* [What you are asked to do] List each line of the data that holds the word "system".

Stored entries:
────────
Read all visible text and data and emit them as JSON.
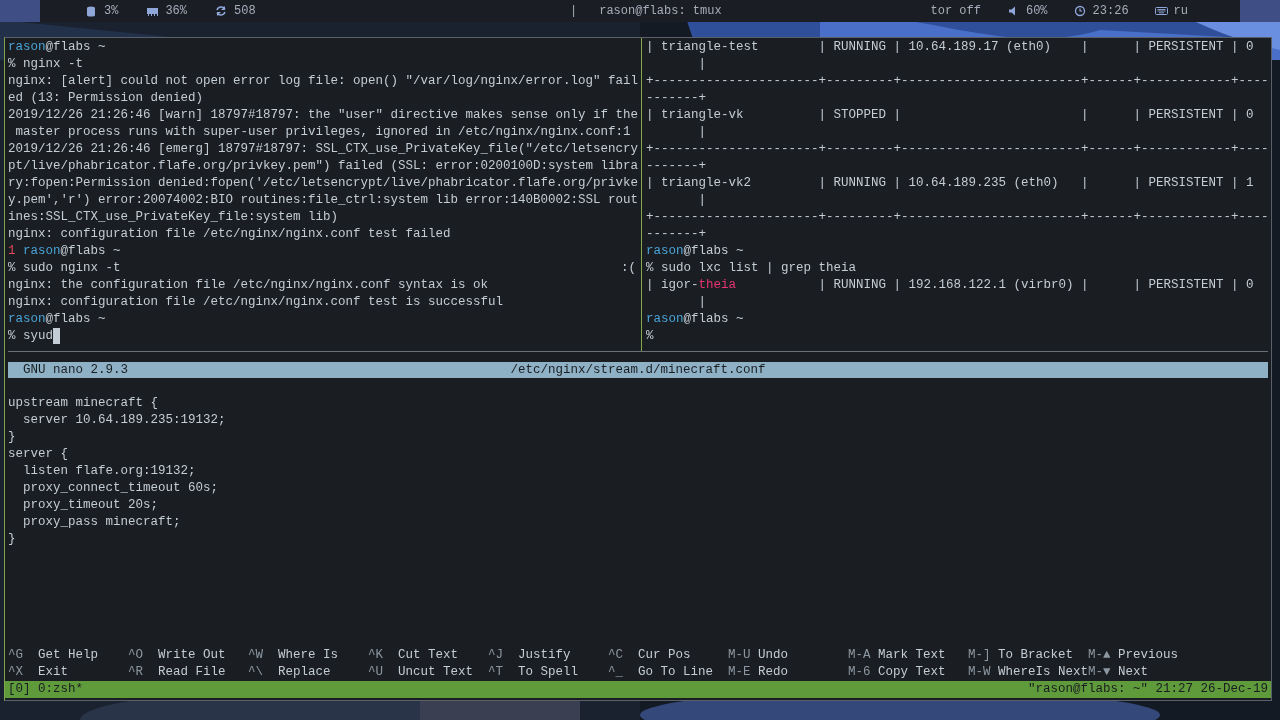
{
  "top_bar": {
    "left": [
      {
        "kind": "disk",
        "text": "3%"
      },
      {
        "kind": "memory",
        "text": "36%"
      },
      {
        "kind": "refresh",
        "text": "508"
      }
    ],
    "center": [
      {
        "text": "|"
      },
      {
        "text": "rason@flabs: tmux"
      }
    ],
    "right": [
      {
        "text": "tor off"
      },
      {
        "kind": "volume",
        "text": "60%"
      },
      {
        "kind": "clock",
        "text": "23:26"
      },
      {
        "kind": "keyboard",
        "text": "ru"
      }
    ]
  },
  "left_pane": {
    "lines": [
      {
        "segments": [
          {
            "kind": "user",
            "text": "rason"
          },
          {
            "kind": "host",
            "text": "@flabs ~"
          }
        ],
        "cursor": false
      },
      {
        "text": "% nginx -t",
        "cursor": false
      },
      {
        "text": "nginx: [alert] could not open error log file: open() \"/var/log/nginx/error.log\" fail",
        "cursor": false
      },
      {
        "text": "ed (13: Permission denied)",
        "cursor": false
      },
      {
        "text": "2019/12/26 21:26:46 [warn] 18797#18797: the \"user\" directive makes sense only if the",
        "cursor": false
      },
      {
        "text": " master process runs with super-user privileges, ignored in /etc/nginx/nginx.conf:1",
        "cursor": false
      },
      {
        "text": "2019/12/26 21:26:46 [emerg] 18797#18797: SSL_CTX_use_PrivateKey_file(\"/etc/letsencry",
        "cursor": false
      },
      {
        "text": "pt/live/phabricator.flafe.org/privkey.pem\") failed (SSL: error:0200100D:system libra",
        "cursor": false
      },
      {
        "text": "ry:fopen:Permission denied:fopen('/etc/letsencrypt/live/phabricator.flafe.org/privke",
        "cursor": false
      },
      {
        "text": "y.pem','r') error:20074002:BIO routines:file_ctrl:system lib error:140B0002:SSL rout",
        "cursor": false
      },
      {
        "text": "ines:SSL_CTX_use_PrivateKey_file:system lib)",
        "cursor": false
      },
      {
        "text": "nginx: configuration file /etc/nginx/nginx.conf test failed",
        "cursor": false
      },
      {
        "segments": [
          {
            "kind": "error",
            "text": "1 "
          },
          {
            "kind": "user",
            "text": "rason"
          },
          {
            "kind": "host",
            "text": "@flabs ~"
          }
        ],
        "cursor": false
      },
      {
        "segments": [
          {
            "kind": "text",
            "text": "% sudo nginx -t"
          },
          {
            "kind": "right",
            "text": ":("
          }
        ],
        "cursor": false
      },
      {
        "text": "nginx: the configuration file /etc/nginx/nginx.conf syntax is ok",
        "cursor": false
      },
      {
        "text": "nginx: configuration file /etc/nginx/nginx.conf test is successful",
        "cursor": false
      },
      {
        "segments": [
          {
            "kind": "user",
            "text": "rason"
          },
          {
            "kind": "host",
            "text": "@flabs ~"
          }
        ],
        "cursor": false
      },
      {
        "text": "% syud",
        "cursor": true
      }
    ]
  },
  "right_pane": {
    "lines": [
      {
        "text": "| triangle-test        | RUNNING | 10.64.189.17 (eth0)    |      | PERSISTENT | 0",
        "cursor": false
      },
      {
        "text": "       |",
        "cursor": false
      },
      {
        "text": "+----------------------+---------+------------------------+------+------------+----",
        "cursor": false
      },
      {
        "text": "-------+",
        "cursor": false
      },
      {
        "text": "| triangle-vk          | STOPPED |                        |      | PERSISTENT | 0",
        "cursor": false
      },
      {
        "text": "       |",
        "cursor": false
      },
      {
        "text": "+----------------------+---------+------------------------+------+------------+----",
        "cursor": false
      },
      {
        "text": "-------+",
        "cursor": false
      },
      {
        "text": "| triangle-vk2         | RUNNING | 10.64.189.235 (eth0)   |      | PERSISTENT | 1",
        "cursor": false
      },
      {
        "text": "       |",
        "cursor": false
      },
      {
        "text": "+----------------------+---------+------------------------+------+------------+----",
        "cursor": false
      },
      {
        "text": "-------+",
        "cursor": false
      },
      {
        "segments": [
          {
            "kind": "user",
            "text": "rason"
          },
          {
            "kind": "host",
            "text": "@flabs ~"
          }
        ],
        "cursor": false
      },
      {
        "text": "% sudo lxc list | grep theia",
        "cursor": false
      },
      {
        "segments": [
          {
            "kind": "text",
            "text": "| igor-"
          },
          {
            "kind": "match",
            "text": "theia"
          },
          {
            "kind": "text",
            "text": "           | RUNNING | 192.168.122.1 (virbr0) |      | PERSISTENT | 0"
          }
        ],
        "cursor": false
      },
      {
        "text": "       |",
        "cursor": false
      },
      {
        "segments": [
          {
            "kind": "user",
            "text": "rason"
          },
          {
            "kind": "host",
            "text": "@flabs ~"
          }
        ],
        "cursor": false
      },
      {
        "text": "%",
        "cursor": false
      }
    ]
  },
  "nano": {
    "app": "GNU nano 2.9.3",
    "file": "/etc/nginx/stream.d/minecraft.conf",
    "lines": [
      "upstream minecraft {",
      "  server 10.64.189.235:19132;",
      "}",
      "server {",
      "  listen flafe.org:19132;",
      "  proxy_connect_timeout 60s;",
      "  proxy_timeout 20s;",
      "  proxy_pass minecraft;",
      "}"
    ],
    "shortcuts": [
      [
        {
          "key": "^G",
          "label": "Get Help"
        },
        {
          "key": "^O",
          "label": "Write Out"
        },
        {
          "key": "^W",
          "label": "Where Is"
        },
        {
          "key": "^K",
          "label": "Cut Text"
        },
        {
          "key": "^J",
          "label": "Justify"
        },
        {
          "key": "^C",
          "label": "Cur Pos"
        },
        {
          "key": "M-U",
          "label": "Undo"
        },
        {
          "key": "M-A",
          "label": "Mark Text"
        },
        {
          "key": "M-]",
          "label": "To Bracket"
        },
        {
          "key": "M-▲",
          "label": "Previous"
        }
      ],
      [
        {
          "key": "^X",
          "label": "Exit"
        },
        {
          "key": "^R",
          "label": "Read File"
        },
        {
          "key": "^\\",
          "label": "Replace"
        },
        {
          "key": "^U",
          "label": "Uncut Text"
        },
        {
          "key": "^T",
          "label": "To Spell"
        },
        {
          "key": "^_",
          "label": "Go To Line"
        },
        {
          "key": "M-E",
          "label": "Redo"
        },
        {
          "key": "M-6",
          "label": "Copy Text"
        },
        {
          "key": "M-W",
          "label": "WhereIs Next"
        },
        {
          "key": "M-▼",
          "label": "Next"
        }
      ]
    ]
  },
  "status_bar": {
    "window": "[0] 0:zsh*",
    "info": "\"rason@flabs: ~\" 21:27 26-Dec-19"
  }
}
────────
* [Solution for this task]
        "text": "pt/live/phabricator.flafe.org/privkey.pem\") failed (SSL: error:0200100D:system libra",
        "text": "y.pem','r') error:20074002:BIO routines:file_ctrl:system lib error:140B0002:SSL rout",
        "text": "ines:SSL_CTX_use_PrivateKey_file:system lib)",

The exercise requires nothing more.